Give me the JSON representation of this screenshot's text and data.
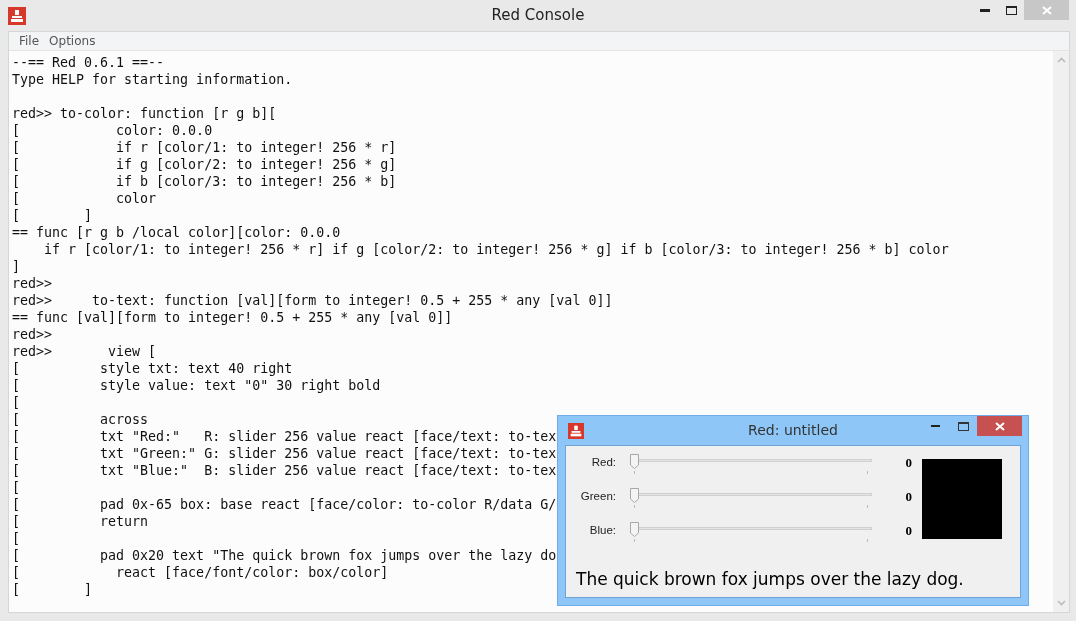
{
  "window": {
    "title": "Red Console"
  },
  "menu": [
    {
      "label": "File"
    },
    {
      "label": "Options"
    }
  ],
  "console": {
    "lines": [
      {
        "kind": "text",
        "text": "--== Red 0.6.1 ==--"
      },
      {
        "kind": "text",
        "text": "Type HELP for starting information."
      },
      {
        "kind": "blank"
      },
      {
        "kind": "text",
        "text": "red>> to-color: function [r g b]["
      },
      {
        "kind": "text",
        "text": "[            color: 0.0.0"
      },
      {
        "kind": "text",
        "text": "[            if r [color/1: to integer! 256 * r]"
      },
      {
        "kind": "text",
        "text": "[            if g [color/2: to integer! 256 * g]"
      },
      {
        "kind": "text",
        "text": "[            if b [color/3: to integer! 256 * b]"
      },
      {
        "kind": "text",
        "text": "[            color"
      },
      {
        "kind": "text",
        "text": "[        ]"
      },
      {
        "kind": "text",
        "text": "== func [r g b /local color][color: 0.0.0"
      },
      {
        "kind": "text",
        "text": "    if r [color/1: to integer! 256 * r] if g [color/2: to integer! 256 * g] if b [color/3: to integer! 256 * b] color"
      },
      {
        "kind": "text",
        "text": "]"
      },
      {
        "kind": "text",
        "text": "red>>"
      },
      {
        "kind": "text",
        "text": "red>>     to-text: function [val][form to integer! 0.5 + 255 * any [val 0]]"
      },
      {
        "kind": "text",
        "text": "== func [val][form to integer! 0.5 + 255 * any [val 0]]"
      },
      {
        "kind": "text",
        "text": "red>>"
      },
      {
        "kind": "text",
        "text": "red>>       view ["
      },
      {
        "kind": "text",
        "text": "[          style txt: text 40 right"
      },
      {
        "kind": "text",
        "text": "[          style value: text \"0\" 30 right bold"
      },
      {
        "kind": "text",
        "text": "["
      },
      {
        "kind": "text",
        "text": "[          across"
      },
      {
        "kind": "text",
        "text": "[          txt \"Red:\"   R: slider 256 value react [face/text: to-tex"
      },
      {
        "kind": "text",
        "text": "[          txt \"Green:\" G: slider 256 value react [face/text: to-tex"
      },
      {
        "kind": "text",
        "text": "[          txt \"Blue:\"  B: slider 256 value react [face/text: to-tex"
      },
      {
        "kind": "text",
        "text": "["
      },
      {
        "kind": "text",
        "text": "[          pad 0x-65 box: base react [face/color: to-color R/data G/"
      },
      {
        "kind": "text",
        "text": "[          return"
      },
      {
        "kind": "text",
        "text": "["
      },
      {
        "kind": "text",
        "text": "[          pad 0x20 text \"The quick brown fox jumps over the lazy do"
      },
      {
        "kind": "text",
        "text": "[            react [face/font/color: box/color]"
      },
      {
        "kind": "text",
        "text": "[        ]"
      }
    ]
  },
  "dialog": {
    "title": "Red: untitled",
    "sliders": [
      {
        "label": "Red:",
        "level": 0,
        "value": "0"
      },
      {
        "label": "Green:",
        "level": 0,
        "value": "0"
      },
      {
        "label": "Blue:",
        "level": 0,
        "value": "0"
      }
    ],
    "sample_text": "The quick brown fox jumps over the lazy dog."
  }
}
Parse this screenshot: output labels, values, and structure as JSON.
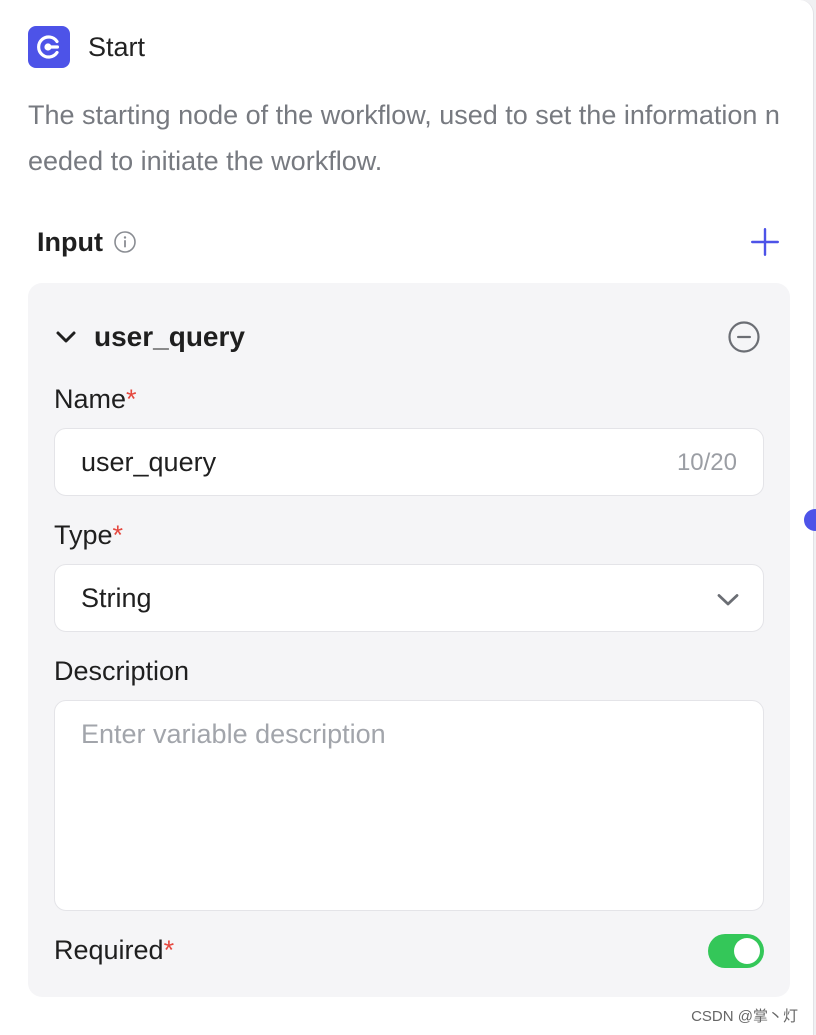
{
  "node": {
    "title": "Start",
    "description": "The starting node of the workflow, used to set the information needed to initiate the workflow."
  },
  "input_section": {
    "label": "Input"
  },
  "variable": {
    "title": "user_query",
    "name_label": "Name",
    "required_mark": "*",
    "name_value": "user_query",
    "name_count": "10/20",
    "type_label": "Type",
    "type_value": "String",
    "description_label": "Description",
    "description_placeholder": "Enter variable description",
    "description_value": "",
    "required_label": "Required",
    "required_on": true
  },
  "colors": {
    "accent": "#4d53e8",
    "toggle_on": "#34c759",
    "required_star": "#e5483f"
  },
  "watermark": "CSDN @掌丶灯"
}
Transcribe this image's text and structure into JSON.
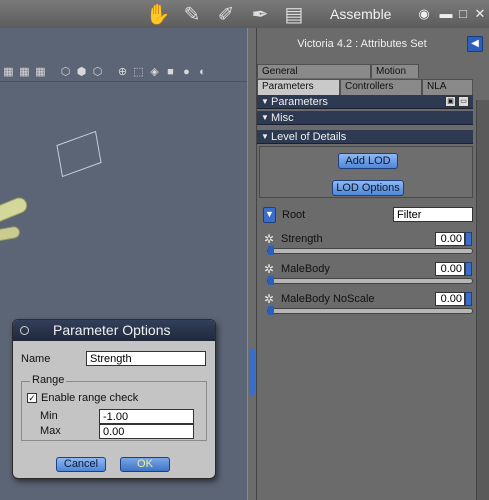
{
  "app": {
    "room_title": "Assemble",
    "room_tabs": [
      "pose-room",
      "face-room",
      "material-room",
      "hair-room",
      "movie-room"
    ]
  },
  "viewport": {
    "toolbar_icons": [
      "grid-icon",
      "grid-icon",
      "grid-icon",
      "shading-icon",
      "shading-icon",
      "shading-icon",
      "move-icon",
      "select-icon",
      "cube-icon",
      "sphere-icon",
      "sphere-icon"
    ]
  },
  "panel": {
    "title": "Victoria 4.2 : Attributes Set",
    "tabs_row1": [
      "General",
      "Motion"
    ],
    "tabs_row2": [
      "Parameters",
      "Controllers",
      "NLA"
    ],
    "sections": {
      "parameters": "Parameters",
      "misc": "Misc",
      "lod": "Level of Details"
    },
    "lod_buttons": {
      "add": "Add LOD",
      "options": "LOD Options"
    },
    "root_label": "Root",
    "filter_value": "Filter",
    "params": [
      {
        "name": "Strength",
        "value": "0.00"
      },
      {
        "name": "MaleBody",
        "value": "0.00"
      },
      {
        "name": "MaleBody NoScale",
        "value": "0.00"
      }
    ]
  },
  "dialog": {
    "title": "Parameter Options",
    "name_label": "Name",
    "name_value": "Strength",
    "range_legend": "Range",
    "enable_check_label": "Enable range check",
    "enable_checked": true,
    "min_label": "Min",
    "min_value": "-1.00",
    "max_label": "Max",
    "max_value": "0.00",
    "cancel_label": "Cancel",
    "ok_label": "OK"
  },
  "colors": {
    "accent_blue": "#3a6ec8",
    "header_navy": "#2d3a52",
    "viewport_bg": "#5c6575"
  }
}
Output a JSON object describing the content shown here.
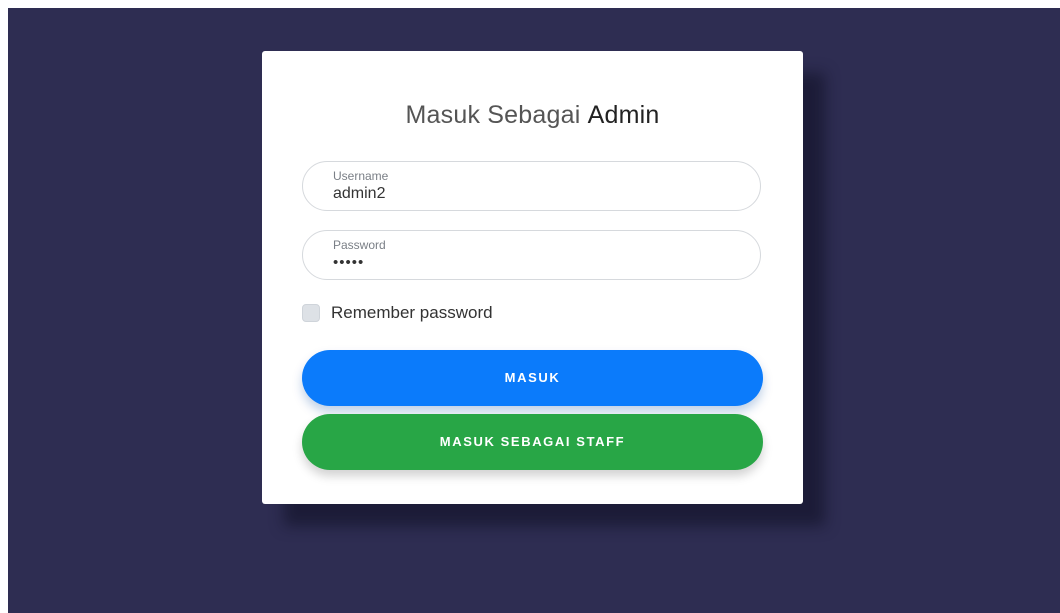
{
  "login": {
    "title_prefix": "Masuk Sebagai",
    "title_role": "Admin",
    "username": {
      "label": "Username",
      "value": "admin2"
    },
    "password": {
      "label": "Password",
      "masked_value": "•••••"
    },
    "remember_label": "Remember password",
    "remember_checked": false,
    "submit_label": "MASUK",
    "staff_label": "MASUK SEBAGAI STAFF"
  },
  "colors": {
    "background": "#2e2d52",
    "card": "#ffffff",
    "primary_button": "#0b7bfb",
    "success_button": "#28a646"
  }
}
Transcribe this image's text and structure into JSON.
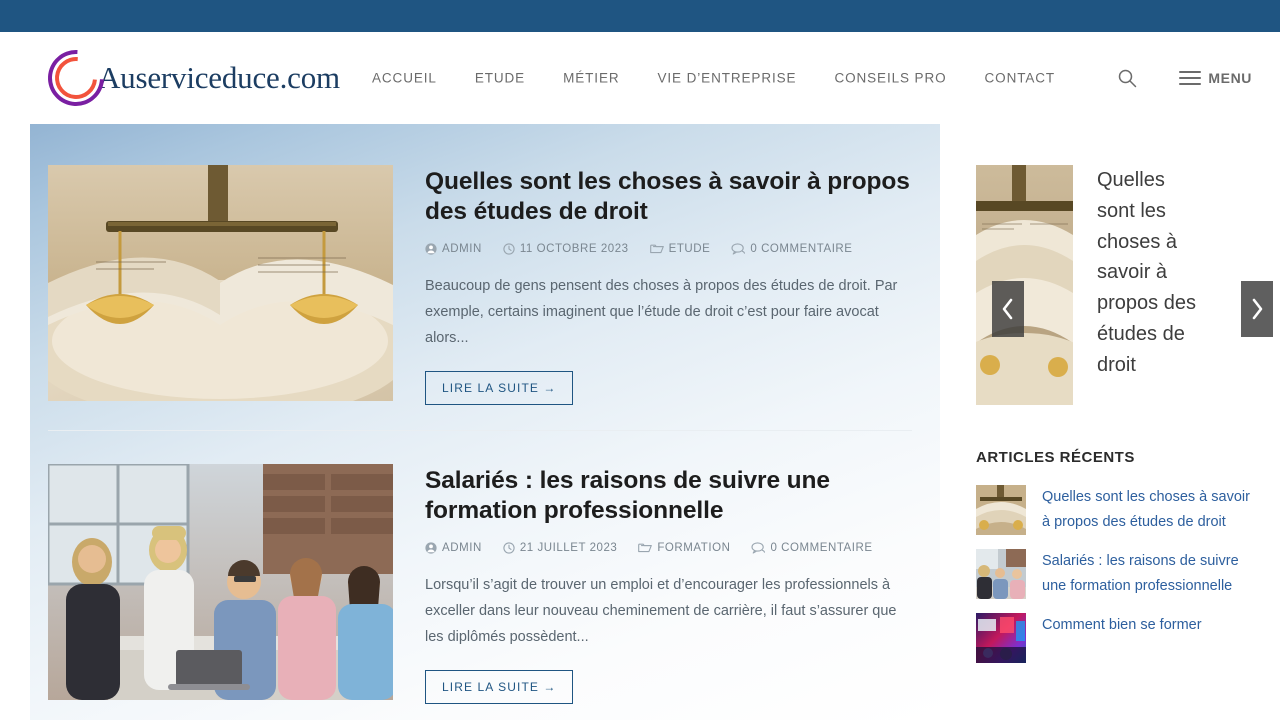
{
  "site": {
    "brand_name": "Auserviceduce.com",
    "logo_outer_color": "#7a1fa2",
    "logo_inner_color": "#f2533c",
    "topbar_color": "#1f5582",
    "accent_color": "#1f5582",
    "link_color": "#2d5f9e"
  },
  "nav": {
    "items": [
      {
        "label": "ACCUEIL"
      },
      {
        "label": "ETUDE"
      },
      {
        "label": "MÉTIER"
      },
      {
        "label": "VIE D’ENTREPRISE"
      },
      {
        "label": "CONSEILS PRO"
      },
      {
        "label": "CONTACT"
      }
    ],
    "search_icon": "search-icon",
    "menu_label": "MENU",
    "menu_icon": "hamburger-icon"
  },
  "posts": [
    {
      "title": "Quelles sont les choses à savoir à propos des études de droit",
      "author": "ADMIN",
      "date": "11 OCTOBRE 2023",
      "category": "ETUDE",
      "comments": "0 COMMENTAIRE",
      "excerpt": "Beaucoup de gens pensent des choses à propos des études de droit. Par exemple, certains imaginent que l’étude de droit c’est pour faire avocat alors...",
      "read_more": "LIRE LA SUITE →",
      "image_alt": "balance-de-justice-sur-livre-ouvert"
    },
    {
      "title": "Salariés : les raisons de suivre une formation professionnelle",
      "author": "ADMIN",
      "date": "21 JUILLET 2023",
      "category": "FORMATION",
      "comments": "0 COMMENTAIRE",
      "excerpt": "Lorsqu’il s’agit de trouver un emploi et d’encourager les professionnels à exceller dans leur nouveau cheminement de carrière, il faut s’assurer que les diplômés possèdent...",
      "read_more": "LIRE LA SUITE →",
      "image_alt": "equipe-en-reunion-de-formation"
    }
  ],
  "sidebar": {
    "slider": {
      "title": "Quelles sont les choses à savoir à propos des études de droit",
      "prev_icon": "chevron-left-icon",
      "next_icon": "chevron-right-icon",
      "image_alt": "livre-ouvert-avec-balance"
    },
    "recent_widget_title": "ARTICLES RÉCENTS",
    "recent_items": [
      {
        "title": "Quelles sont les choses à savoir à propos des études de droit",
        "image_alt": "balance-de-justice"
      },
      {
        "title": "Salariés : les raisons de suivre une formation professionnelle",
        "image_alt": "reunion-de-bureau"
      },
      {
        "title": "Comment bien se former",
        "image_alt": "ecran-lumineux-colore"
      }
    ]
  }
}
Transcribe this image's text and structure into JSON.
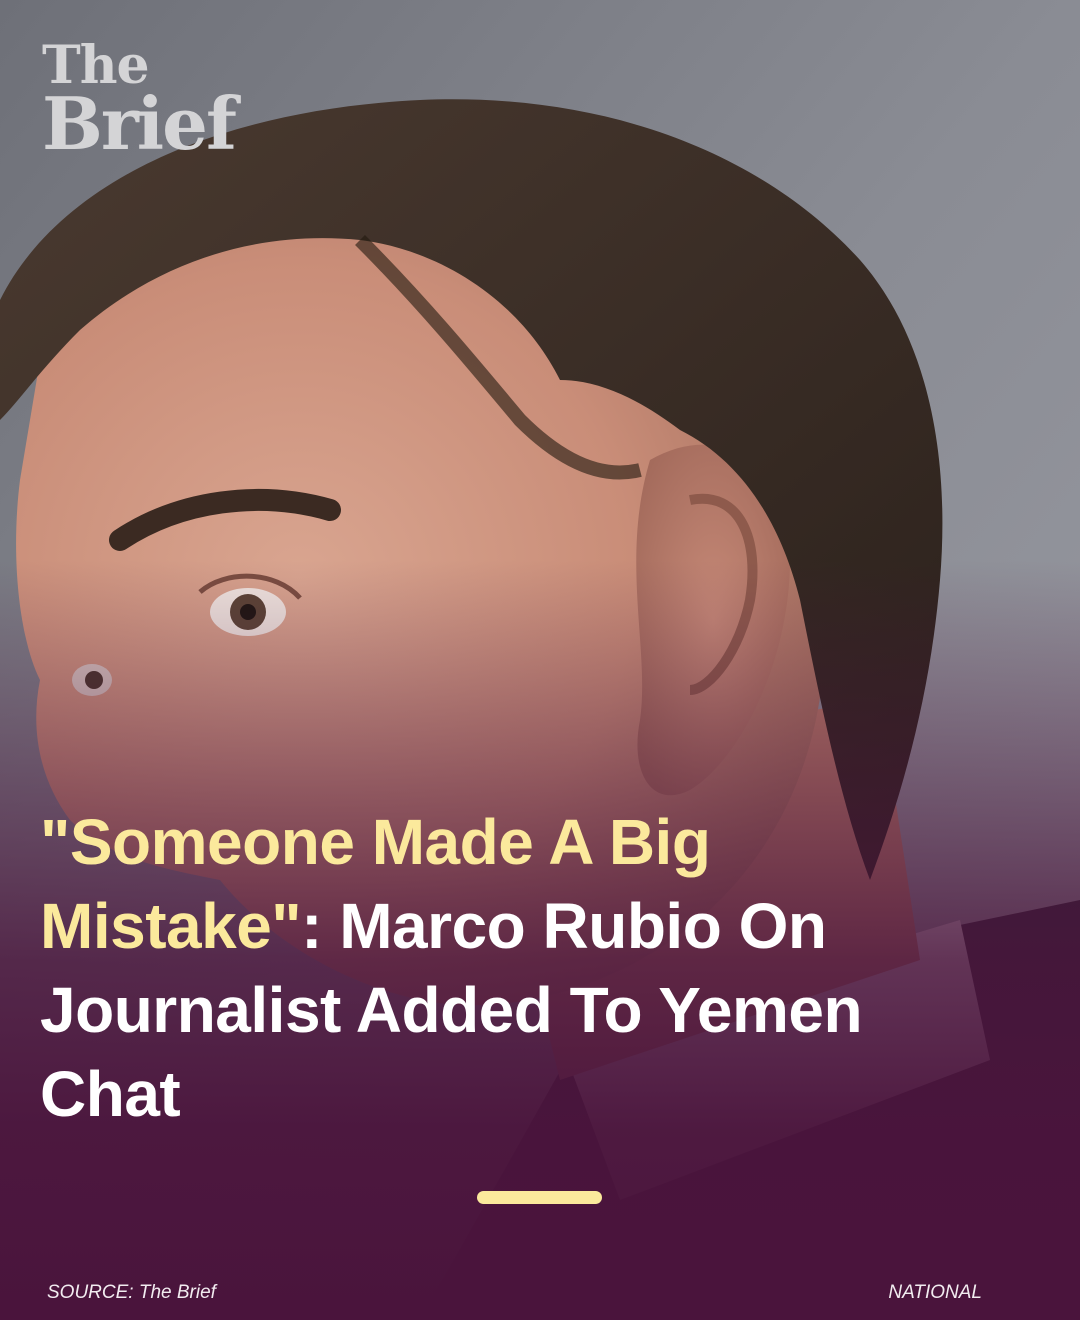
{
  "brand": {
    "logo_line1": "The",
    "logo_line2": "Brief"
  },
  "headline": {
    "quote": "\"Someone Made A Big Mistake\"",
    "rest": ": Marco Rubio On Journalist Added To Yemen Chat",
    "quote_color": "#fbe99c",
    "text_color": "#ffffff"
  },
  "photo": {
    "subject": "close-up profile portrait of a man"
  },
  "footer": {
    "source": "SOURCE: The Brief",
    "category": "NATIONAL"
  },
  "colors": {
    "accent": "#fbe99c",
    "overlay": "#4a143c"
  }
}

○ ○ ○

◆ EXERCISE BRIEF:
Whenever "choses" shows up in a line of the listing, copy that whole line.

◆ WRITTEN RESPONSE:
      "title": "Quelles sont les choses à savoir à propos des études de droit",
      "excerpt": "Beaucoup de gens pensent des choses à propos des études de droit. Par exemple, certains imaginent que l’étude de droit c’est pour faire avocat alors...",
      "title": "Quelles sont les choses à savoir à propos des études de droit",
        "title": "Quelles sont les choses à savoir à propos des études de droit",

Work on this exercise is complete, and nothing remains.